About this task: Print back each record unchanged, without pictures.

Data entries
╭──

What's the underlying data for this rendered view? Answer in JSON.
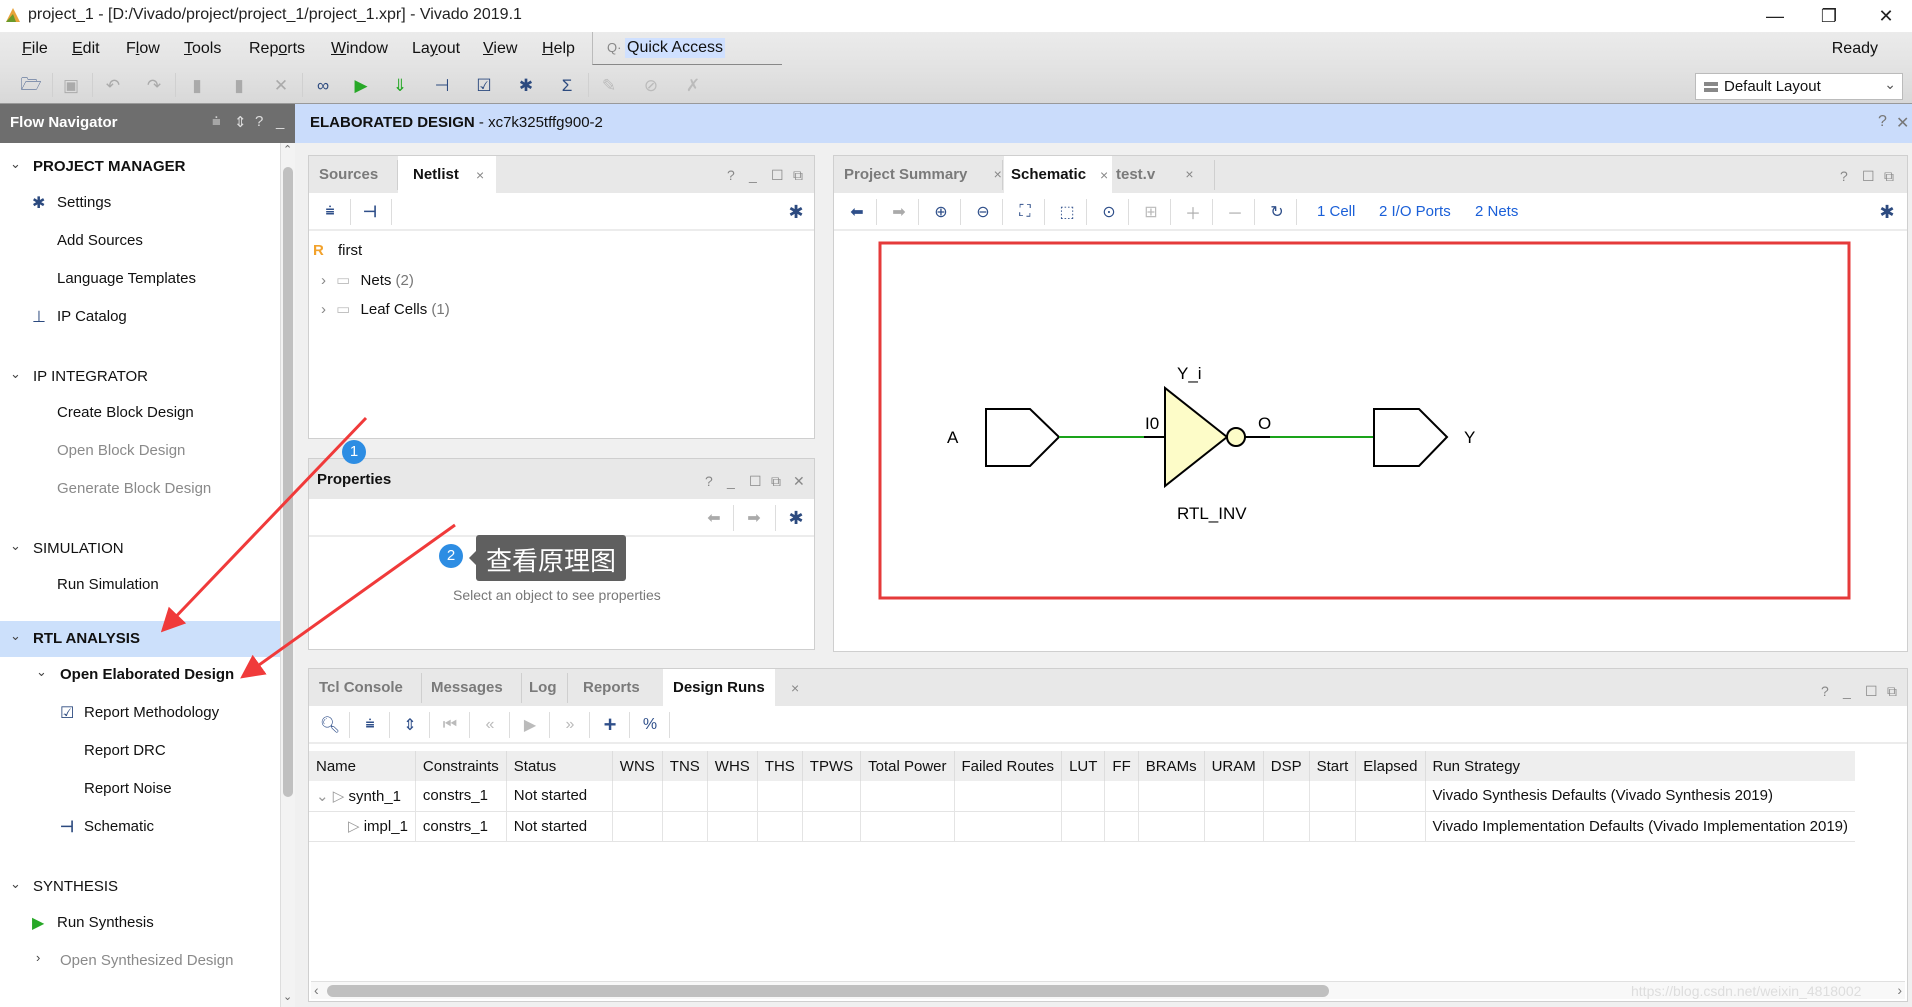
{
  "window": {
    "title": "project_1 - [D:/Vivado/project/project_1/project_1.xpr] - Vivado 2019.1",
    "minimize": "—",
    "restore": "❐",
    "close": "✕"
  },
  "menubar": {
    "items": [
      {
        "label": "File",
        "mnemonic": "F",
        "rest": "ile"
      },
      {
        "label": "Edit",
        "mnemonic": "E",
        "rest": "dit"
      },
      {
        "label": "Flow",
        "pre": "F",
        "mnemonic": "l",
        "rest": "ow"
      },
      {
        "label": "Tools",
        "mnemonic": "T",
        "rest": "ools"
      },
      {
        "label": "Reports",
        "pre": "Rep",
        "mnemonic": "o",
        "rest": "rts"
      },
      {
        "label": "Window",
        "mnemonic": "W",
        "rest": "indow"
      },
      {
        "label": "Layout",
        "pre": "La",
        "mnemonic": "y",
        "rest": "out"
      },
      {
        "label": "View",
        "mnemonic": "V",
        "rest": "iew"
      },
      {
        "label": "Help",
        "mnemonic": "H",
        "rest": "elp"
      }
    ],
    "quick_access": "Quick Access",
    "status": "Ready"
  },
  "toolbar": {
    "buttons": [
      "open-project",
      "save",
      "undo",
      "redo",
      "copy",
      "paste",
      "delete",
      "find",
      "run",
      "generate-bitstream",
      "schematic",
      "report",
      "settings",
      "sigma",
      "disabled-1",
      "disabled-2",
      "disabled-3"
    ],
    "layout_select": "Default Layout"
  },
  "flow_navigator": {
    "title": "Flow Navigator",
    "sections": [
      {
        "label": "PROJECT MANAGER",
        "bold": true,
        "items": [
          "Settings",
          "Add Sources",
          "Language Templates",
          "IP Catalog"
        ]
      },
      {
        "label": "IP INTEGRATOR",
        "items": [
          "Create Block Design",
          "Open Block Design",
          "Generate Block Design"
        ]
      },
      {
        "label": "SIMULATION",
        "items": [
          "Run Simulation"
        ]
      },
      {
        "label": "RTL ANALYSIS",
        "bold": true,
        "selected": true,
        "sub_header": "Open Elaborated Design",
        "items": [
          "Report Methodology",
          "Report DRC",
          "Report Noise",
          "Schematic"
        ]
      },
      {
        "label": "SYNTHESIS",
        "items": [
          "Run Synthesis",
          "Open Synthesized Design"
        ]
      }
    ]
  },
  "main_header": {
    "title": "ELABORATED DESIGN",
    "part": " - xc7k325tffg900-2"
  },
  "netlist_panel": {
    "tabs": [
      "Sources",
      "Netlist"
    ],
    "active_tab": "Netlist",
    "root": "first",
    "root_icon": "R",
    "items": [
      {
        "label": "Nets",
        "count": "(2)"
      },
      {
        "label": "Leaf Cells",
        "count": "(1)"
      }
    ]
  },
  "properties_panel": {
    "title": "Properties",
    "empty_text": "Select an object to see properties"
  },
  "schematic_panel": {
    "tabs": [
      "Project Summary",
      "Schematic",
      "test.v"
    ],
    "active_tab": "Schematic",
    "stats": [
      "1 Cell",
      "2 I/O Ports",
      "2 Nets"
    ],
    "diagram": {
      "input_port": "A",
      "output_port": "Y",
      "cell_name": "Y_i",
      "cell_type": "RTL_INV",
      "input_pin": "I0",
      "output_pin": "O"
    },
    "colors": {
      "net": "#1aa31a",
      "cell_fill": "#fdfcc8",
      "highlight_box": "#e53a3a"
    }
  },
  "bottom_panel": {
    "tabs": [
      "Tcl Console",
      "Messages",
      "Log",
      "Reports",
      "Design Runs"
    ],
    "active_tab": "Design Runs",
    "columns": [
      "Name",
      "Constraints",
      "Status",
      "WNS",
      "TNS",
      "WHS",
      "THS",
      "TPWS",
      "Total Power",
      "Failed Routes",
      "LUT",
      "FF",
      "BRAMs",
      "URAM",
      "DSP",
      "Start",
      "Elapsed",
      "Run Strategy"
    ],
    "rows": [
      {
        "name": "synth_1",
        "constraints": "constrs_1",
        "status": "Not started",
        "strategy": "Vivado Synthesis Defaults (Vivado Synthesis 2019)"
      },
      {
        "name": "impl_1",
        "constraints": "constrs_1",
        "status": "Not started",
        "strategy": "Vivado Implementation Defaults (Vivado Implementation 2019)"
      }
    ],
    "watermark": "https://blog.csdn.net/weixin_4818002"
  },
  "annotations": {
    "badge1": "1",
    "badge2": "2",
    "callout": "查看原理图",
    "arrow_color": "#f03a3a",
    "badge_color": "#2d8de3"
  }
}
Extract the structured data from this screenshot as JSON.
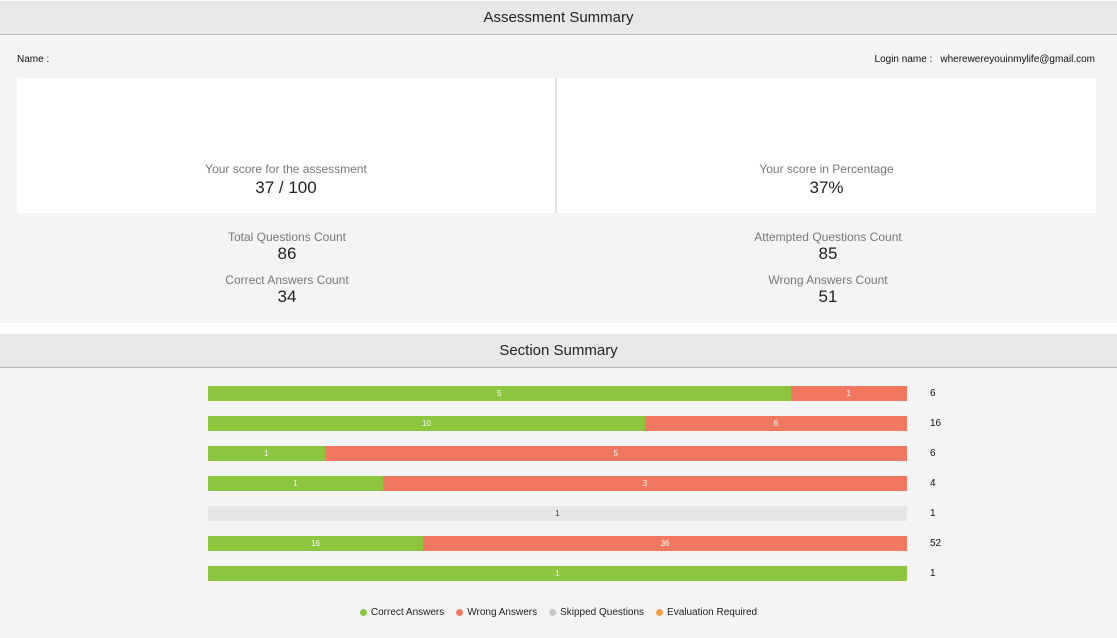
{
  "assessment": {
    "title": "Assessment Summary",
    "name_label": "Name :",
    "login_label": "Login name :",
    "login_value": "wherewereyouinmylife@gmail.com",
    "score_label": "Your score for the assessment",
    "score_value": "37 / 100",
    "percent_label": "Your score in Percentage",
    "percent_value": "37%",
    "total_questions_label": "Total Questions Count",
    "total_questions_value": "86",
    "attempted_label": "Attempted Questions Count",
    "attempted_value": "85",
    "correct_label": "Correct Answers Count",
    "correct_value": "34",
    "wrong_label": "Wrong Answers Count",
    "wrong_value": "51"
  },
  "section": {
    "title": "Section Summary",
    "legend": {
      "correct": "Correct Answers",
      "wrong": "Wrong Answers",
      "skipped": "Skipped Questions",
      "evaluation": "Evaluation Required"
    }
  },
  "colors": {
    "correct": "#8cc63f",
    "wrong": "#f07860",
    "skipped": "#e6e6e6",
    "evaluation": "#f0a040"
  },
  "chart_data": {
    "type": "bar",
    "orientation": "horizontal-stacked",
    "rows": [
      {
        "correct": 5,
        "wrong": 1,
        "skipped": 0,
        "total": 6
      },
      {
        "correct": 10,
        "wrong": 6,
        "skipped": 0,
        "total": 16
      },
      {
        "correct": 1,
        "wrong": 5,
        "skipped": 0,
        "total": 6
      },
      {
        "correct": 1,
        "wrong": 3,
        "skipped": 0,
        "total": 4
      },
      {
        "correct": 0,
        "wrong": 0,
        "skipped": 1,
        "total": 1
      },
      {
        "correct": 16,
        "wrong": 36,
        "skipped": 0,
        "total": 52
      },
      {
        "correct": 1,
        "wrong": 0,
        "skipped": 0,
        "total": 1
      }
    ],
    "series": [
      {
        "name": "Correct Answers"
      },
      {
        "name": "Wrong Answers"
      },
      {
        "name": "Skipped Questions"
      },
      {
        "name": "Evaluation Required"
      }
    ],
    "legend_position": "bottom"
  }
}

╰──

Solution for this task:
What's the underlying data for this rendered view? Answer in JSON.
{
  "window": {
    "title": "project_1 - [D:/Vivado/project/project_1/project_1.xpr] - Vivado 2019.1",
    "minimize": "—",
    "restore": "❐",
    "close": "✕"
  },
  "menubar": {
    "items": [
      {
        "label": "File",
        "mnemonic": "F",
        "rest": "ile"
      },
      {
        "label": "Edit",
        "mnemonic": "E",
        "rest": "dit"
      },
      {
        "label": "Flow",
        "pre": "F",
        "mnemonic": "l",
        "rest": "ow"
      },
      {
        "label": "Tools",
        "mnemonic": "T",
        "rest": "ools"
      },
      {
        "label": "Reports",
        "pre": "Rep",
        "mnemonic": "o",
        "rest": "rts"
      },
      {
        "label": "Window",
        "mnemonic": "W",
        "rest": "indow"
      },
      {
        "label": "Layout",
        "pre": "La",
        "mnemonic": "y",
        "rest": "out"
      },
      {
        "label": "View",
        "mnemonic": "V",
        "rest": "iew"
      },
      {
        "label": "Help",
        "mnemonic": "H",
        "rest": "elp"
      }
    ],
    "quick_access": "Quick Access",
    "status": "Ready"
  },
  "toolbar": {
    "buttons": [
      "open-project",
      "save",
      "undo",
      "redo",
      "copy",
      "paste",
      "delete",
      "find",
      "run",
      "generate-bitstream",
      "schematic",
      "report",
      "settings",
      "sigma",
      "disabled-1",
      "disabled-2",
      "disabled-3"
    ],
    "layout_select": "Default Layout"
  },
  "flow_navigator": {
    "title": "Flow Navigator",
    "sections": [
      {
        "label": "PROJECT MANAGER",
        "bold": true,
        "items": [
          "Settings",
          "Add Sources",
          "Language Templates",
          "IP Catalog"
        ]
      },
      {
        "label": "IP INTEGRATOR",
        "items": [
          "Create Block Design",
          "Open Block Design",
          "Generate Block Design"
        ]
      },
      {
        "label": "SIMULATION",
        "items": [
          "Run Simulation"
        ]
      },
      {
        "label": "RTL ANALYSIS",
        "bold": true,
        "selected": true,
        "sub_header": "Open Elaborated Design",
        "items": [
          "Report Methodology",
          "Report DRC",
          "Report Noise",
          "Schematic"
        ]
      },
      {
        "label": "SYNTHESIS",
        "items": [
          "Run Synthesis",
          "Open Synthesized Design"
        ]
      }
    ]
  },
  "main_header": {
    "title": "ELABORATED DESIGN",
    "part": " - xc7k325tffg900-2"
  },
  "netlist_panel": {
    "tabs": [
      "Sources",
      "Netlist"
    ],
    "active_tab": "Netlist",
    "root": "first",
    "root_icon": "R",
    "items": [
      {
        "label": "Nets",
        "count": "(2)"
      },
      {
        "label": "Leaf Cells",
        "count": "(1)"
      }
    ]
  },
  "properties_panel": {
    "title": "Properties",
    "empty_text": "Select an object to see properties"
  },
  "schematic_panel": {
    "tabs": [
      "Project Summary",
      "Schematic",
      "test.v"
    ],
    "active_tab": "Schematic",
    "stats": [
      "1 Cell",
      "2 I/O Ports",
      "2 Nets"
    ],
    "diagram": {
      "input_port": "A",
      "output_port": "Y",
      "cell_name": "Y_i",
      "cell_type": "RTL_INV",
      "input_pin": "I0",
      "output_pin": "O"
    },
    "colors": {
      "net": "#1aa31a",
      "cell_fill": "#fdfcc8",
      "highlight_box": "#e53a3a"
    }
  },
  "bottom_panel": {
    "tabs": [
      "Tcl Console",
      "Messages",
      "Log",
      "Reports",
      "Design Runs"
    ],
    "active_tab": "Design Runs",
    "columns": [
      "Name",
      "Constraints",
      "Status",
      "WNS",
      "TNS",
      "WHS",
      "THS",
      "TPWS",
      "Total Power",
      "Failed Routes",
      "LUT",
      "FF",
      "BRAMs",
      "URAM",
      "DSP",
      "Start",
      "Elapsed",
      "Run Strategy"
    ],
    "rows": [
      {
        "name": "synth_1",
        "constraints": "constrs_1",
        "status": "Not started",
        "strategy": "Vivado Synthesis Defaults (Vivado Synthesis 2019)"
      },
      {
        "name": "impl_1",
        "constraints": "constrs_1",
        "status": "Not started",
        "strategy": "Vivado Implementation Defaults (Vivado Implementation 2019)"
      }
    ],
    "watermark": "https://blog.csdn.net/weixin_4818002"
  },
  "annotations": {
    "badge1": "1",
    "badge2": "2",
    "callout": "查看原理图",
    "arrow_color": "#f03a3a",
    "badge_color": "#2d8de3"
  }
}
Extract the structured data from this screenshot as JSON.
{
  "assessment": {
    "title": "Assessment Summary",
    "name_label": "Name :",
    "login_label": "Login name :",
    "login_value": "wherewereyouinmylife@gmail.com",
    "score_label": "Your score for the assessment",
    "score_value": "37 / 100",
    "percent_label": "Your score in Percentage",
    "percent_value": "37%",
    "total_questions_label": "Total Questions Count",
    "total_questions_value": "86",
    "attempted_label": "Attempted Questions Count",
    "attempted_value": "85",
    "correct_label": "Correct Answers Count",
    "correct_value": "34",
    "wrong_label": "Wrong Answers Count",
    "wrong_value": "51"
  },
  "section": {
    "title": "Section Summary",
    "legend": {
      "correct": "Correct Answers",
      "wrong": "Wrong Answers",
      "skipped": "Skipped Questions",
      "evaluation": "Evaluation Required"
    }
  },
  "colors": {
    "correct": "#8cc63f",
    "wrong": "#f07860",
    "skipped": "#e6e6e6",
    "evaluation": "#f0a040"
  },
  "chart_data": {
    "type": "bar",
    "orientation": "horizontal-stacked",
    "rows": [
      {
        "correct": 5,
        "wrong": 1,
        "skipped": 0,
        "total": 6
      },
      {
        "correct": 10,
        "wrong": 6,
        "skipped": 0,
        "total": 16
      },
      {
        "correct": 1,
        "wrong": 5,
        "skipped": 0,
        "total": 6
      },
      {
        "correct": 1,
        "wrong": 3,
        "skipped": 0,
        "total": 4
      },
      {
        "correct": 0,
        "wrong": 0,
        "skipped": 1,
        "total": 1
      },
      {
        "correct": 16,
        "wrong": 36,
        "skipped": 0,
        "total": 52
      },
      {
        "correct": 1,
        "wrong": 0,
        "skipped": 0,
        "total": 1
      }
    ],
    "series": [
      {
        "name": "Correct Answers"
      },
      {
        "name": "Wrong Answers"
      },
      {
        "name": "Skipped Questions"
      },
      {
        "name": "Evaluation Required"
      }
    ],
    "legend_position": "bottom"
  }
}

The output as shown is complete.